35:67 This myth reads very much like an explanation or mythic rendition of the yearly migration of the geese and other aquatic birds to the north. The Geese people danced at Cī'p!a (see note 51) just as the geese of today frequent the same spot. It would be going too far, however, to maintain that the myth in its entirety is directly based on the observation of natural events. In its first portion it is strikingly similar to the beginning of Betty Brown's story of "Coyote, Heron, and Lizard" (no. XII).

46:68 Coyote's explanation of Humming-bird's message is of course an absurd invention on his part. The Geese people, according to him, are to go north in order to help the northern chief make string.

46:69 A brown-colored bush from the hark of which the Indians make string. Very possibly to be identified with Apocynum cannabinum, "Indian hemp."

49:66 Accompanied by tapping ruler on knife against window.

49:70 A bird of dark-brown color, of about the size of a meadow-lark.

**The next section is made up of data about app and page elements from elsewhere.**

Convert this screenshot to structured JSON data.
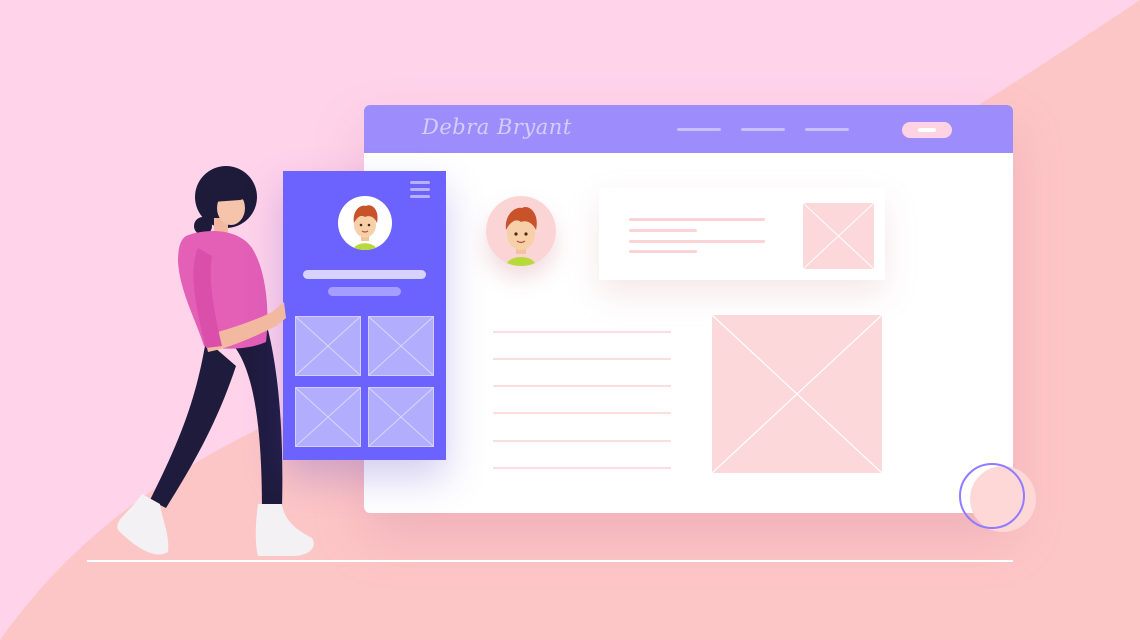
{
  "header": {
    "brand_name": "Debra Bryant"
  },
  "colors": {
    "background_pink": "#ffd3ea",
    "background_wave": "#fdc6c6",
    "header_purple": "#9d8dfc",
    "phone_purple": "#6c63ff",
    "placeholder_pink": "#fcd8da",
    "shirt_magenta": "#e45fb6",
    "pants_navy": "#1f1b3d"
  },
  "icons": {
    "menu": "hamburger-menu-icon",
    "image_placeholder": "image-placeholder-icon",
    "avatar": "avatar-icon"
  }
}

49:71 An unidentified bug. The name means "one who chips off flint."

49:72 See note 64.

50:73 The ending seems abrupt even for an Indian story. Sam said that he never heard how the Geese people returned home but thought that the myth ended there he stopped.

Next: IV. Bluejay's Journey to the Land of the Moon